Anthony Fauci, director of the National Institute of Allergy and Infectious Diseases, speaks during a press conference in the James S. Brady Press Briefing Room at the White House in Washington, DC, April 13, 2021.
Leigh Vogel | UPI | Bloomberg | Getty Images
Early studies suggest that the Omicron variant, while highly transmissible, causes fewer serious illnesses than the deadly Delta strain of the coronavirus, said Dr. Anthony Fauci on Wednesday.
“All evidence suggests Omicron is less severe than Delta,” said Fauci, chief health advisor to President Joe Biden and director of the National Institute of Allergy and Infectious Diseases, during a White House press briefing on Covid.
“The data are encouraging, but preliminary in many ways,” said Fauci.
But “we shouldn’t get complacent,” he said, because the “extremely high incidence” of Omicron cases could still overwhelm some health systems, even if the new variant causes fewer hospital stays on average.
“The risk of serious illness from any circulating variant, including Omicron, is much, much higher for those who have not been vaccinated,” added Fauci. “And so, adults and children who are eligible will be vaccinated, and vaccinated people will be upgraded if they are eligible.”
Fauci’s analysis came when Covid cases fueled by the rapid spread of Omicron hit record highs in many countries, including the United States. However, hospital stays usually delay new infections by several days.
Fauci said, “the pattern and discrepancy between cases and hospitalizations strongly suggest that the hospital-to-case ratio will be lower as the situation clears up.”
More children are being infected with Omicron, Fauci said. However, he noted that “many children are hospitalized with Covid, as opposed to Covid,” adding that a final decision has not yet been made on the severity of the variant in children.
The Omicron variant also shows “some degree of immune evasion” from antibodies, including those induced by currently available vaccines, Fauci said.
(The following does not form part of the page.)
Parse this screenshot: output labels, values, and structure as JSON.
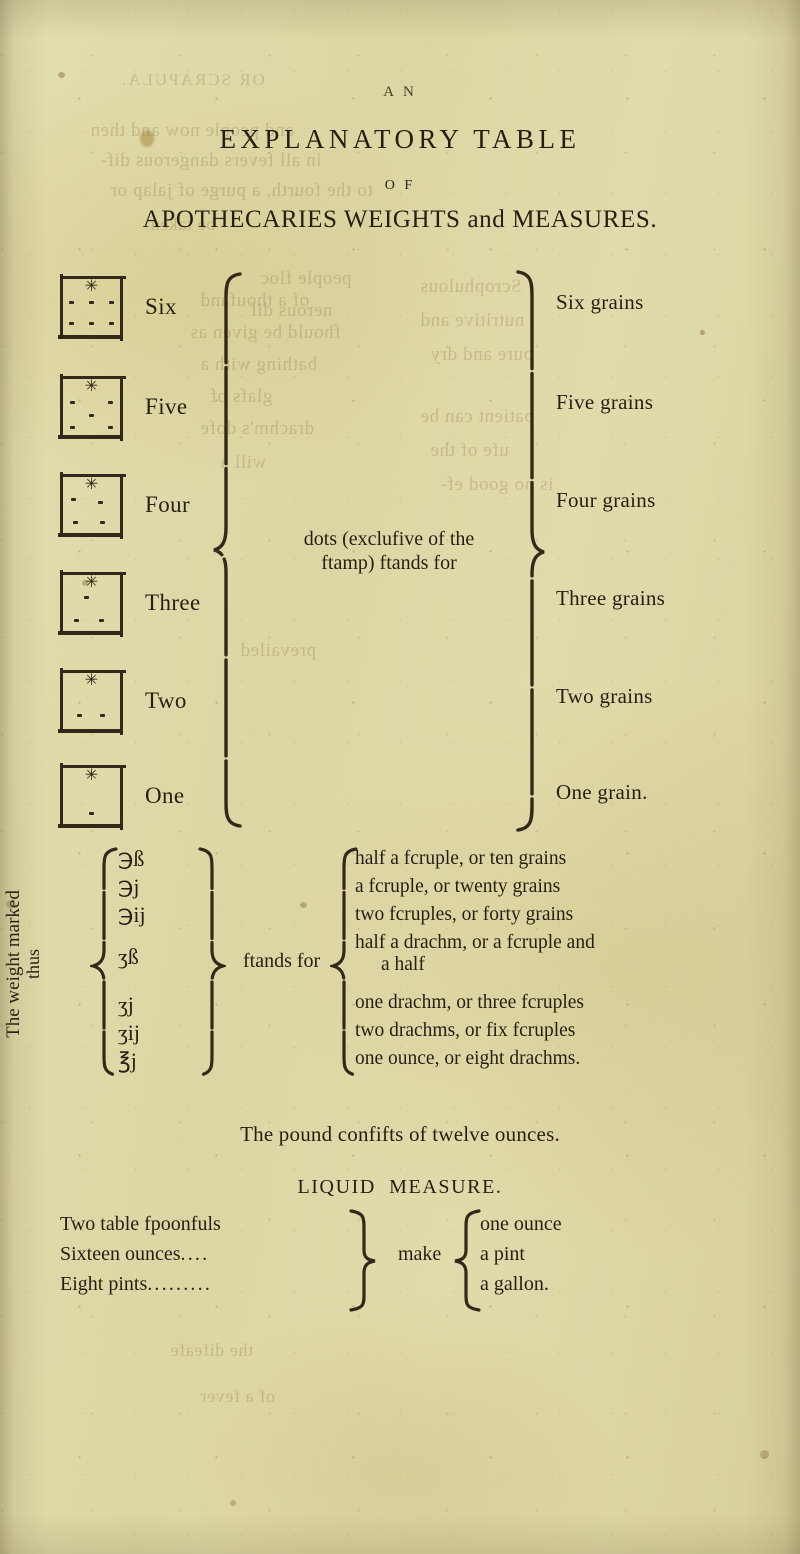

But booster shots “bring that level of protection back to a level that approximates what it was before,” he said.
“Boosters are therefore crucial to optimally shape our approach for Omicron,” said Fauci.
He then highlighted some recent data collected from South Africa, the UK and the US, all of which suggest a lower risk of hospitalization or death from Omicron compared to other waves of Covid.
The South African study also showed fewer intensive care unit admissions, fewer patients in need of supplemental oxygen, and shorter hospital stays for Omicron cases compared to infections from previous waves of the virus, Fauci said.
Meanwhile, a study by the UK Health Security Agency showed that the risk of hospitalization for omicron infection is about 40% of the risk of the Delta variant, Fauci noted.
Data from another study from Imperial College London “shows an overall significant reduction in hospitalization risk for Omicron compared to Delta,” said Fauci.